Webb, Col. Henry L., 37, 180, 211, 251, 

Wilson, Samuel, 86 


Wilson, Thomas, 86, 178, 179, 180 


Weber, Dr. Charles, 270 

267, 269, 270, 276 

Webster, Daniel, 55, 103, 105, 108, 191 

Wilson & Co., 235 

Webster, T. 0., 145 

Wilton, Harry, 98 

Weekly Star, 165 

Wineman, Philip, 236 

Wells, Artesian, 93 

Winston, Claiborne, 269 

Wells, Henry, 232, 276 

Winter, Claude, 180, 186 

Wenger, Alice, 152 

Winter, Henry, 125, 180, 183, 267, 


Wenger, Joseph W., 140, 275, 285 

275, 276 

Wenger, Mary B., 150, 151 

Winter, William, 235, 285 

Wentworth, Col. John, 103, 105 

Winter, Mrs. William, 154 

Western Engineer, 243 

Woelfie, Dr. J. E., 270 

Western Pilot, 246 

Wolfe, Maj. William, 276 

Whaley, C. A., 87 

Woman's Club and Library Ass'n, 


Wharf and Wharfage, 113 


Wheeler, Charles W., 276 

Wood, Col. John, 180, 182, 270, 276 

Wheeler, Samuel P., 224, 275, 276 

Wood, Walter H., 141, 151 

Wheeler, Mrs. Samuel P., 154 

Wood, Mrs. Walter H., 154 

Wheeler, Dr. W. A., 156 

Wood, William, 276 

Whitaker, Margaret, 152 

Woodside School, 152 

Whitaker, Mrs. Martha, 144 

Woodward, Benjamin F., 275 

Whitaker, Rev. W. F., 142 

Woodward, C. R., 180, 185, 276 

Whitcamp, Andrew, 269 

Woodward, Mrs. Christine, 155 

Whitcamp, Fred, 142 

Woodward, Dr. Rell M., 156 

Whitcamp, Henry, 87, 142 

Worsley, Septimus, 74 

White, Anna G., 150, 151 

Wright, John H., 157 

White, Mrs. Samuel, 144, 154 

Wright, John S., loi 

White, Scott, 276 

Wright, John, & Company, 108, 


White, William, 141 


Whitlock, Dr. E. W., 276 

Wright, Marion C, 180, 186 

Wieland, Rev. W. F., 144 

Wilcox, Jewett, 229 


Wilcox, W. H., 124, 141 

Wild, J. C, 115 

Yates, Gov. Richard, 130 

Wilkinson, Gen. James, 214 

Yellow Fever, 122 

Wilkinson, William R., 223 

Yocum, Reuben S., 141, 269, 276 

Wilkinsonville, Town of, 28 

Yost, William J., 150, 209, 262 

Willard, Elijah J. 45, 46, 160 

Young, George W., 269 

Willett, Edward, 86 

Young, John M., 55 

Williams, Abram, 236 

Young, Lewis W., 86, 178 

Williams, E. B., loi 

Young, Richard M., 109, 190, 269 

Williams, Thomas W., 165, 269 

Williams, William M., 189, 274, 276 


Williamson, Mrs. G. D., 262 

Williamson, George D., 231, 267, 276 

Zabel, Rev. Francis H., 126, 138 

Williamson, Haynes & Co., 235 

Note: Pages 268 and 271 to 276 


Willow Point, 258 

tain lists of names of several hun 


Wilson, Mrs., 144 

other residents of Cairo, most of 


Wilson, Alexander, 25, 233, 270 

of many years ago.
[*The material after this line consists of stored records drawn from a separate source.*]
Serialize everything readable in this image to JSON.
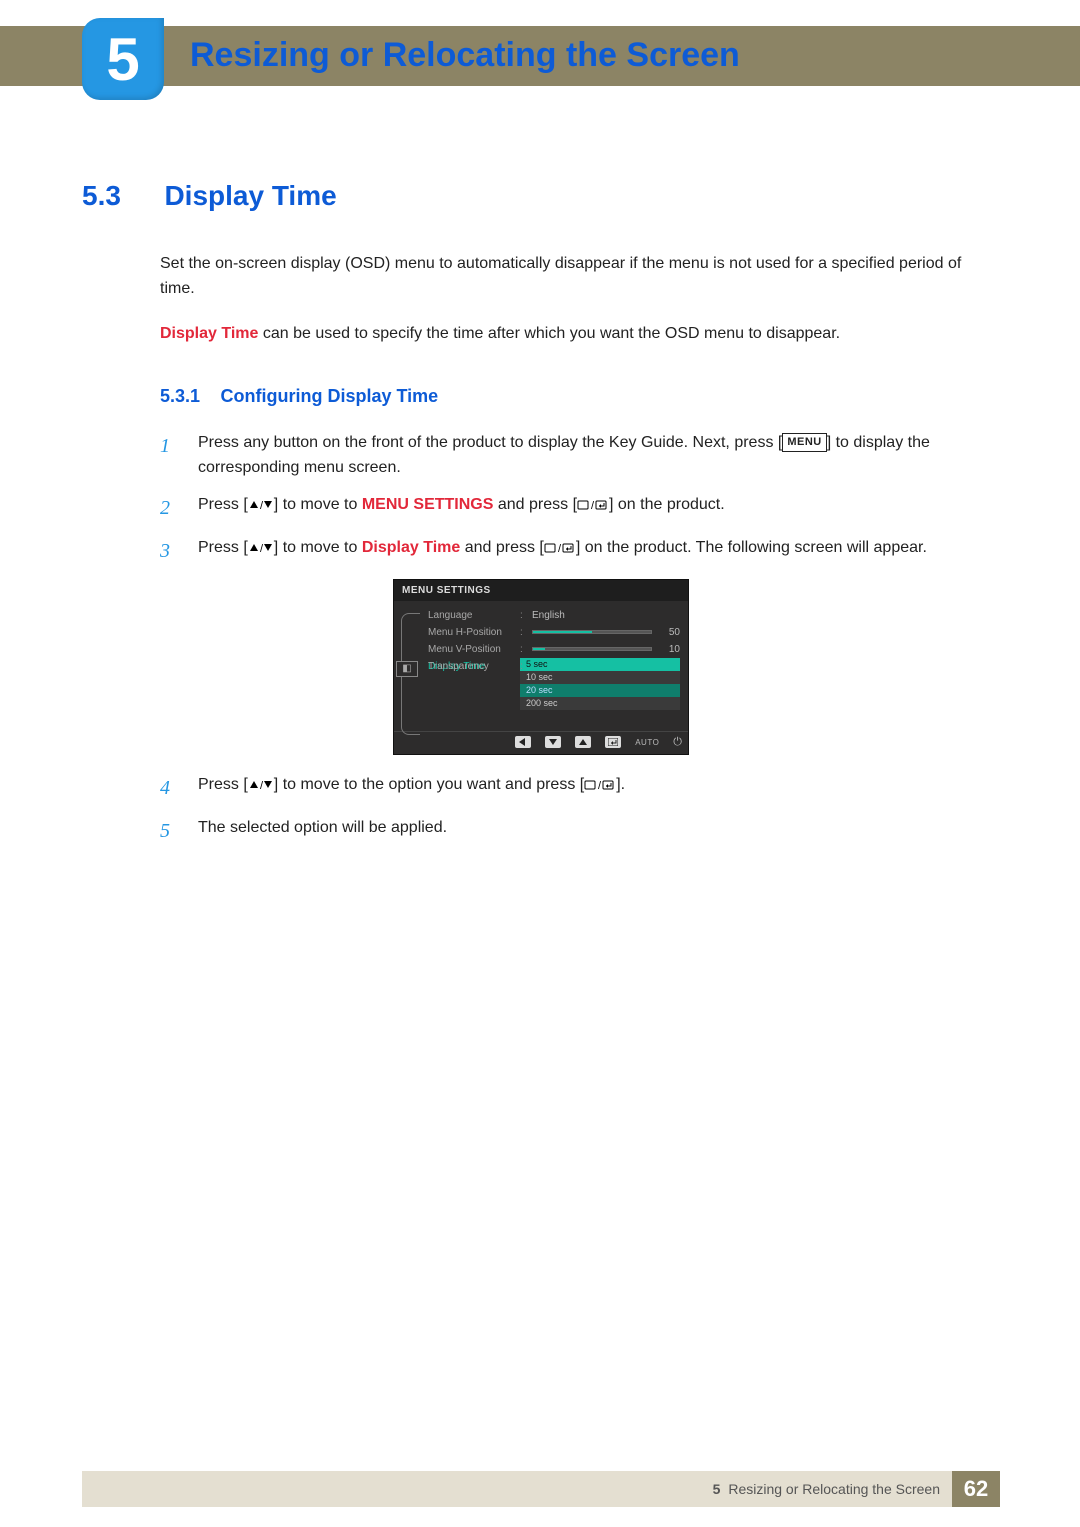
{
  "chapter": {
    "number": "5",
    "title": "Resizing or Relocating the Screen"
  },
  "section": {
    "number": "5.3",
    "title": "Display Time"
  },
  "intro": {
    "p1": "Set the on-screen display (OSD) menu to automatically disappear if the menu is not used for a specified period of time.",
    "p2_lead": "Display Time",
    "p2_rest": " can be used to specify the time after which you want the OSD menu to disappear."
  },
  "subsection": {
    "number": "5.3.1",
    "title": "Configuring Display Time"
  },
  "steps": {
    "s1": {
      "n": "1",
      "a": "Press any button on the front of the product to display the Key Guide. Next, press [",
      "menu": "MENU",
      "b": "] to display the corresponding menu screen."
    },
    "s2": {
      "n": "2",
      "a": "Press [",
      "b": "] to move to ",
      "target": "MENU SETTINGS",
      "c": " and press [",
      "d": "] on the product."
    },
    "s3": {
      "n": "3",
      "a": "Press [",
      "b": "] to move to ",
      "target": "Display Time",
      "c": " and press [",
      "d": "] on the product. The following screen will appear."
    },
    "s4": {
      "n": "4",
      "a": "Press [",
      "b": "] to move to the option you want and press [",
      "c": "]."
    },
    "s5": {
      "n": "5",
      "text": "The selected option will be applied."
    }
  },
  "osd": {
    "title": "MENU SETTINGS",
    "rows": {
      "language": {
        "label": "Language",
        "value": "English"
      },
      "hpos": {
        "label": "Menu H-Position",
        "value": "50",
        "fill": 50
      },
      "vpos": {
        "label": "Menu V-Position",
        "value": "10",
        "fill": 10
      },
      "dtime": {
        "label": "Display Time"
      },
      "trans": {
        "label": "Transparency"
      }
    },
    "options": [
      "5 sec",
      "10 sec",
      "20 sec",
      "200 sec"
    ],
    "bottom_auto": "AUTO"
  },
  "footer": {
    "chapter_num": "5",
    "chapter_title": "Resizing or Relocating the Screen",
    "page": "62"
  }
}
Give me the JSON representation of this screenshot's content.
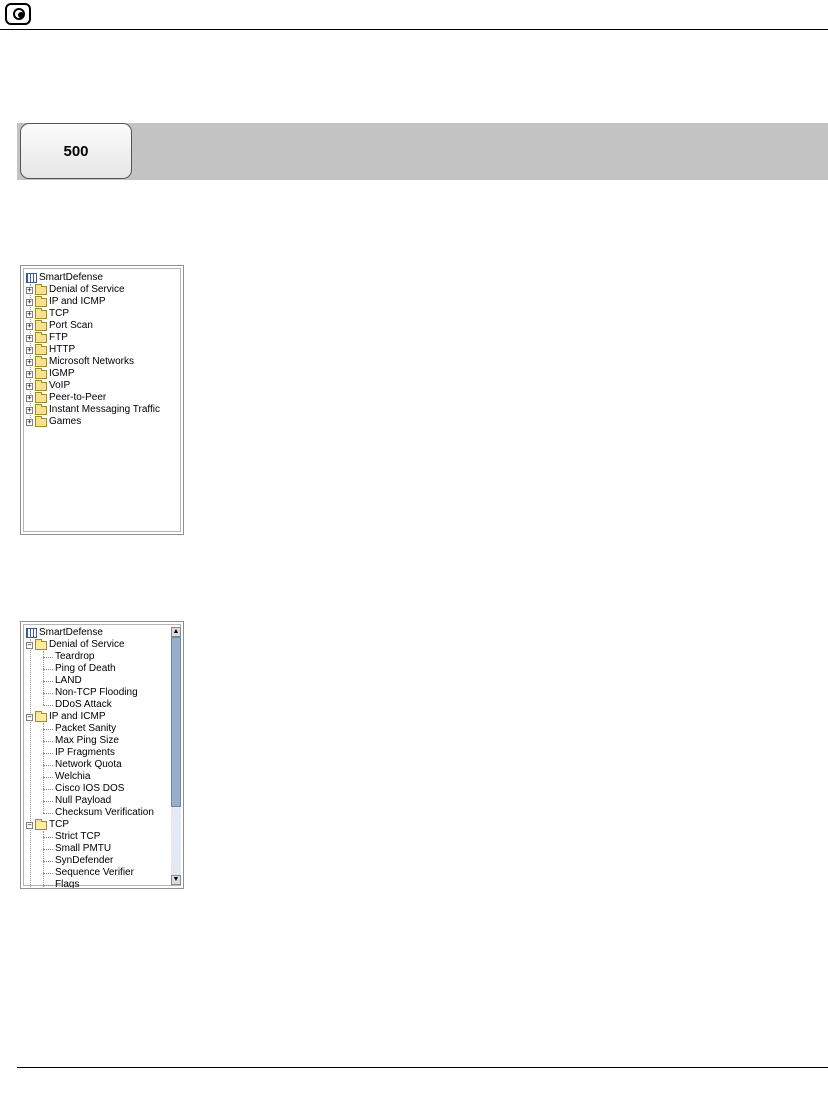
{
  "header": {
    "logo_icon": "circle-logo-icon"
  },
  "chapter": {
    "number": "500",
    "band_color": "#c3c3c3"
  },
  "tree_collapsed": {
    "root": "SmartDefense",
    "items": [
      "Denial of Service",
      "IP and ICMP",
      "TCP",
      "Port Scan",
      "FTP",
      "HTTP",
      "Microsoft Networks",
      "IGMP",
      "VoIP",
      "Peer-to-Peer",
      "Instant Messaging Traffic",
      "Games"
    ]
  },
  "tree_expanded": {
    "root": "SmartDefense",
    "groups": [
      {
        "label": "Denial of Service",
        "children": [
          "Teardrop",
          "Ping of Death",
          "LAND",
          "Non-TCP Flooding",
          "DDoS Attack"
        ]
      },
      {
        "label": "IP and ICMP",
        "children": [
          "Packet Sanity",
          "Max Ping Size",
          "IP Fragments",
          "Network Quota",
          "Welchia",
          "Cisco IOS DOS",
          "Null Payload",
          "Checksum Verification"
        ]
      },
      {
        "label": "TCP",
        "children": [
          "Strict TCP",
          "Small PMTU",
          "SynDefender",
          "Sequence Verifier",
          "Flags"
        ]
      }
    ]
  },
  "icons": {
    "expand": "+",
    "collapse": "−",
    "scroll_up": "▲",
    "scroll_down": "▼"
  }
}
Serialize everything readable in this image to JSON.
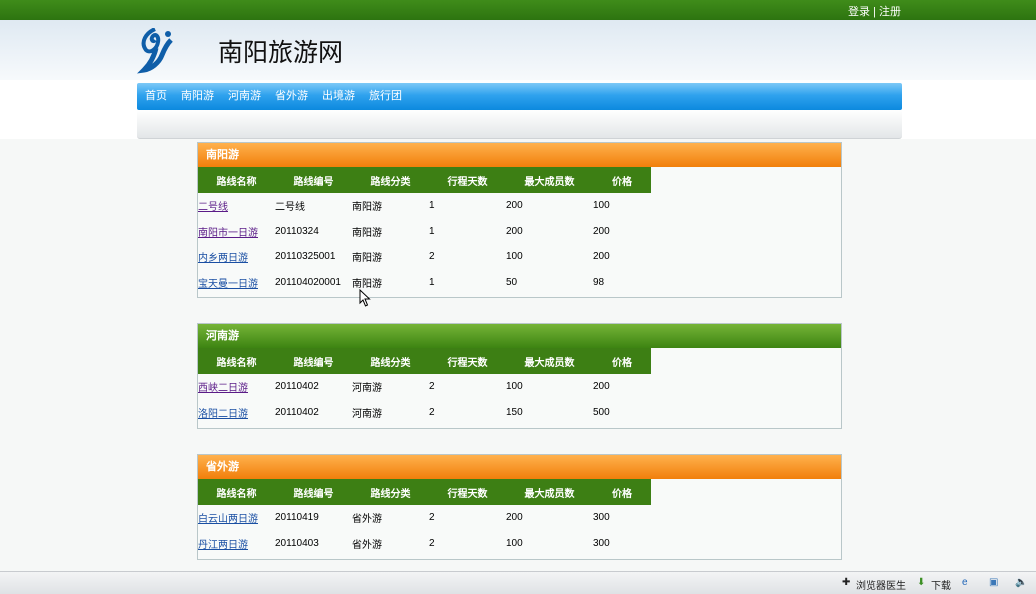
{
  "top": {
    "login": "登录",
    "sep": "|",
    "register": "注册"
  },
  "site": {
    "title": "南阳旅游网"
  },
  "nav": [
    "首页",
    "南阳游",
    "河南游",
    "省外游",
    "出境游",
    "旅行团"
  ],
  "columns": [
    "路线名称",
    "路线编号",
    "路线分类",
    "行程天数",
    "最大成员数",
    "价格"
  ],
  "sections": [
    {
      "title": "南阳游",
      "rows": [
        [
          "二号线",
          "二号线",
          "南阳游",
          "1",
          "200",
          "100"
        ],
        [
          "南阳市一日游",
          "20110324",
          "南阳游",
          "1",
          "200",
          "200"
        ],
        [
          "内乡两日游",
          "20110325001",
          "南阳游",
          "2",
          "100",
          "200"
        ],
        [
          "宝天曼一日游",
          "201104020001",
          "南阳游",
          "1",
          "50",
          "98"
        ]
      ]
    },
    {
      "title": "河南游",
      "rows": [
        [
          "西峡二日游",
          "20110402",
          "河南游",
          "2",
          "100",
          "200"
        ],
        [
          "洛阳二日游",
          "20110402",
          "河南游",
          "2",
          "150",
          "500"
        ]
      ]
    },
    {
      "title": "省外游",
      "rows": [
        [
          "白云山两日游",
          "20110419",
          "省外游",
          "2",
          "200",
          "300"
        ],
        [
          "丹江两日游",
          "20110403",
          "省外游",
          "2",
          "100",
          "300"
        ]
      ]
    }
  ],
  "status": {
    "doctor": "浏览器医生",
    "download": "下载"
  }
}
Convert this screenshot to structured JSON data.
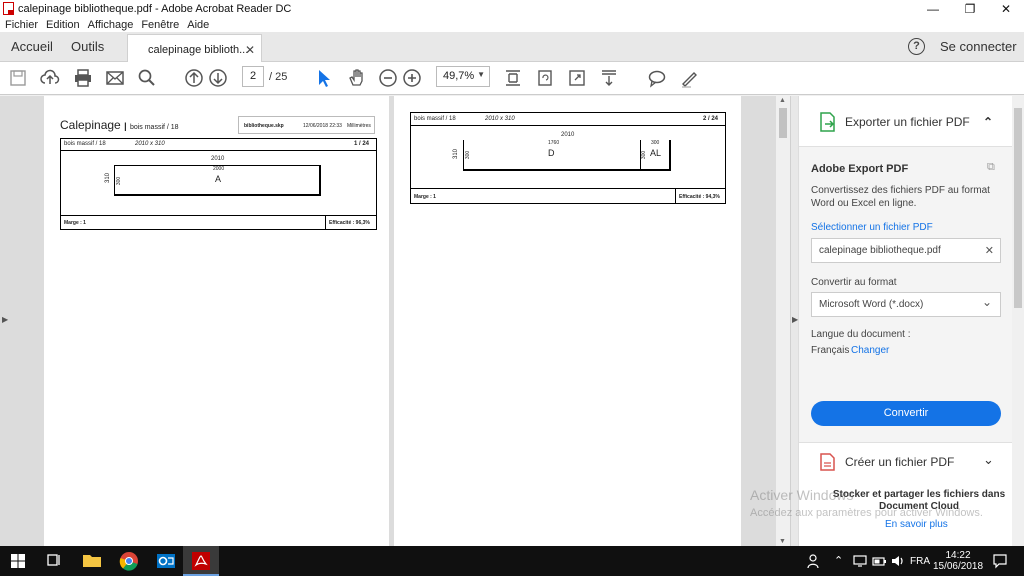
{
  "window": {
    "title": "calepinage bibliotheque.pdf - Adobe Acrobat Reader DC",
    "minimize": "—",
    "maximize": "❐",
    "close": "✕"
  },
  "menu": [
    "Fichier",
    "Edition",
    "Affichage",
    "Fenêtre",
    "Aide"
  ],
  "tabs": {
    "home": "Accueil",
    "tools": "Outils",
    "document": "calepinage biblioth...",
    "document_close": "✕",
    "help": "?",
    "connect": "Se connecter"
  },
  "toolbar": {
    "page_current": "2",
    "page_total": "/ 25",
    "zoom": "49,7%",
    "zoom_caret": "▼"
  },
  "page1": {
    "heading": "Calepinage",
    "heading_sub": "bois massif / 18",
    "file": "bibliotheque.skp",
    "date": "12/06/2018 22:33",
    "unit": "Millimètres",
    "sheet_label": "bois massif / 18",
    "sheet_size": "2010 x 310",
    "sheet_page": "1 / 24",
    "width": "2010",
    "height": "310",
    "piece_width": "2000",
    "piece_height": "300",
    "piece": "A",
    "marge": "Marge : 1",
    "efficacite": "Efficacité : 96,3%"
  },
  "page2": {
    "sheet_label": "bois massif / 18",
    "sheet_size": "2010 x 310",
    "sheet_page": "2 / 24",
    "width": "2010",
    "height": "310",
    "piece1_width": "1760",
    "piece1_height": "300",
    "piece1": "D",
    "piece2_width": "300",
    "piece2_height": "300",
    "piece2": "AL",
    "marge": "Marge : 1",
    "efficacite": "Efficacité : 94,3%"
  },
  "panel": {
    "export_title": "Exporter un fichier PDF",
    "export_caret": "⌃",
    "service_title": "Adobe Export PDF",
    "description": "Convertissez des fichiers PDF au format Word ou Excel en ligne.",
    "select_label": "Sélectionner un fichier PDF",
    "file_value": "calepinage bibliotheque.pdf",
    "clear": "✕",
    "convert_to_label": "Convertir au format",
    "format_value": "Microsoft Word (*.docx)",
    "format_caret": "⌄",
    "language_label": "Langue du document :",
    "language_value": "Français",
    "language_change": "Changer",
    "convert_button": "Convertir",
    "create_title": "Créer un fichier PDF",
    "create_caret": "⌄",
    "store_text": "Stocker et partager les fichiers dans Document Cloud",
    "learn_more": "En savoir plus"
  },
  "watermark": {
    "line1": "Activer Windows",
    "line2": "Accédez aux paramètres pour activer Windows."
  },
  "taskbar": {
    "lang": "FRA",
    "time": "14:22",
    "date": "15/06/2018"
  },
  "colors": {
    "accent": "#1473e6",
    "taskbar": "#101010",
    "acrobat_red": "#c00000"
  }
}
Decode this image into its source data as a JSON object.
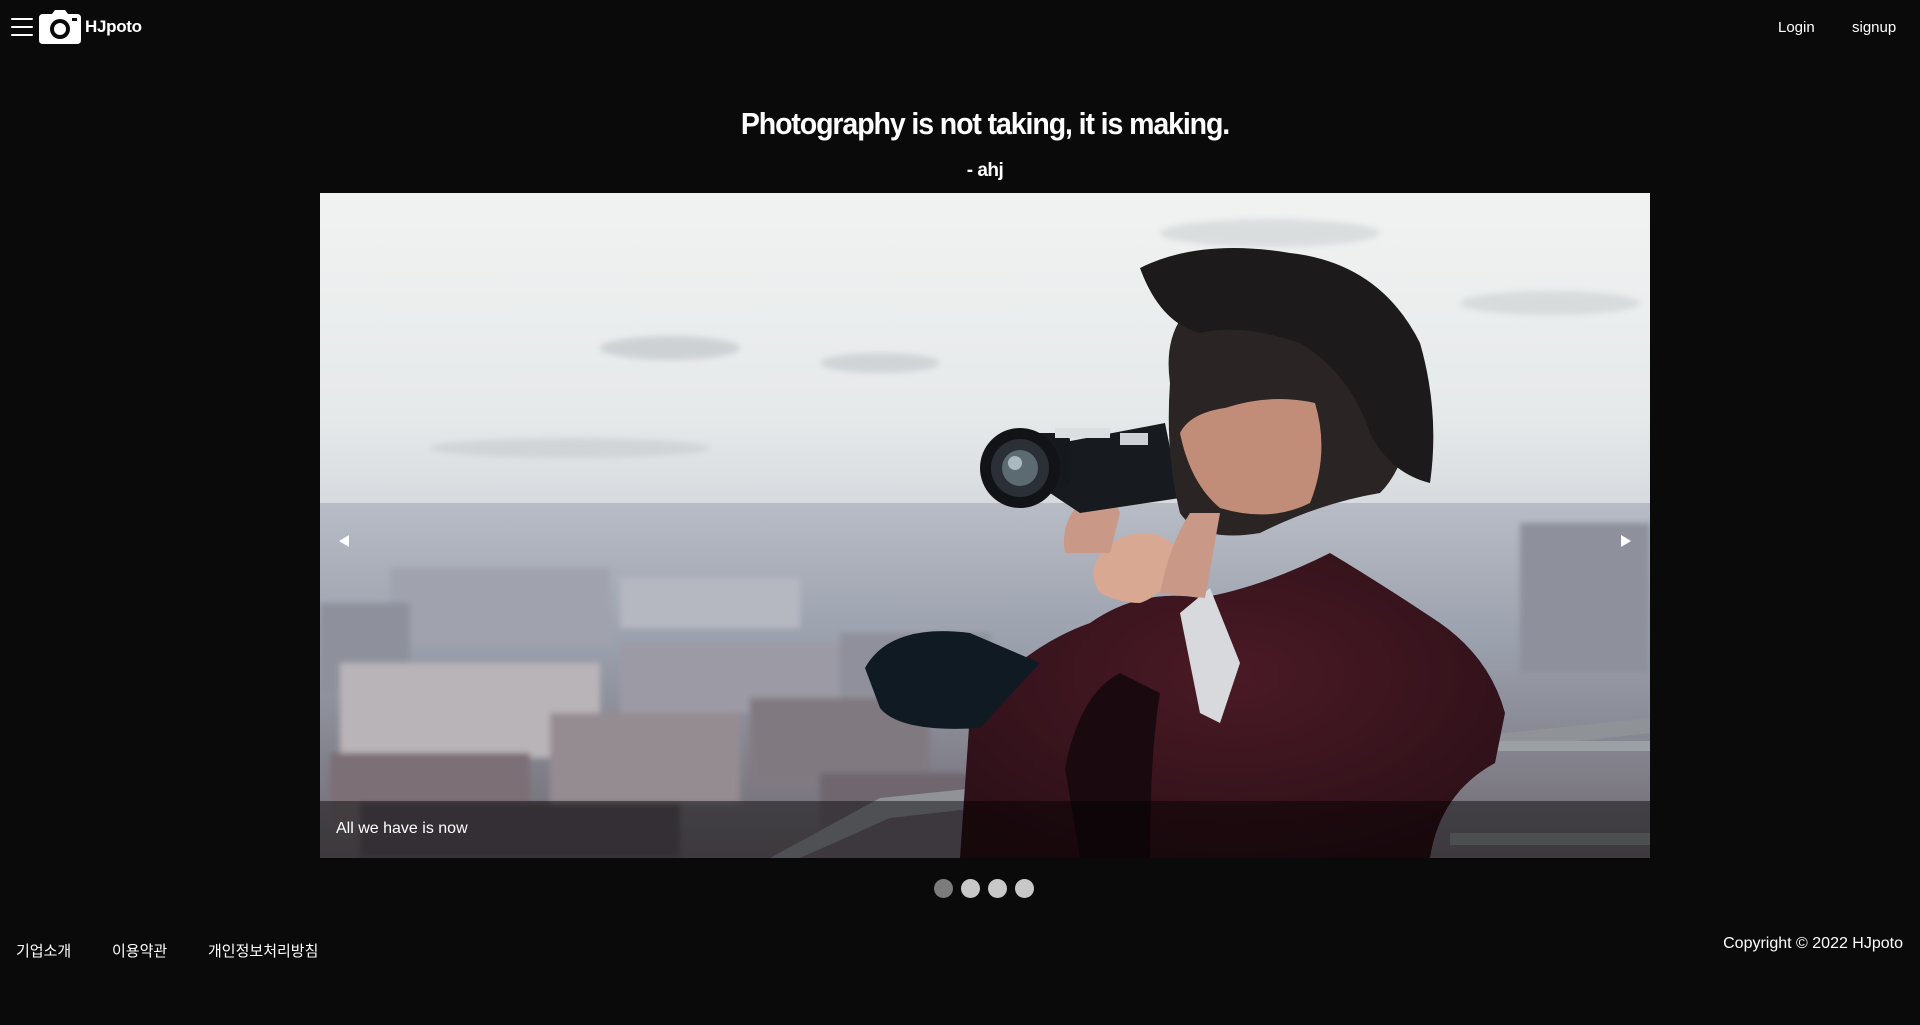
{
  "header": {
    "brand": "HJpoto",
    "login_label": "Login",
    "signup_label": "signup"
  },
  "hero": {
    "quote": "Photography is not taking, it is making.",
    "author": "- ahj"
  },
  "slider": {
    "caption": "All we have is now",
    "slide_count": 4,
    "active_index": 0
  },
  "footer": {
    "links": [
      "기업소개",
      "이용약관",
      "개인정보처리방침"
    ],
    "copyright": "Copyright © 2022 HJpoto"
  },
  "colors": {
    "background": "#0a0a0a",
    "text": "#ffffff",
    "dot_active": "#7c7c7c",
    "dot_inactive": "#c8c8c8"
  },
  "icons": {
    "menu": "hamburger-menu-icon",
    "logo": "camera-icon",
    "prev": "triangle-left-icon",
    "next": "triangle-right-icon"
  }
}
To have given 

Wilson, F. E., 235 

them in the Index would have been but 

Wilson, Margaret, 152 

a repetition of the same.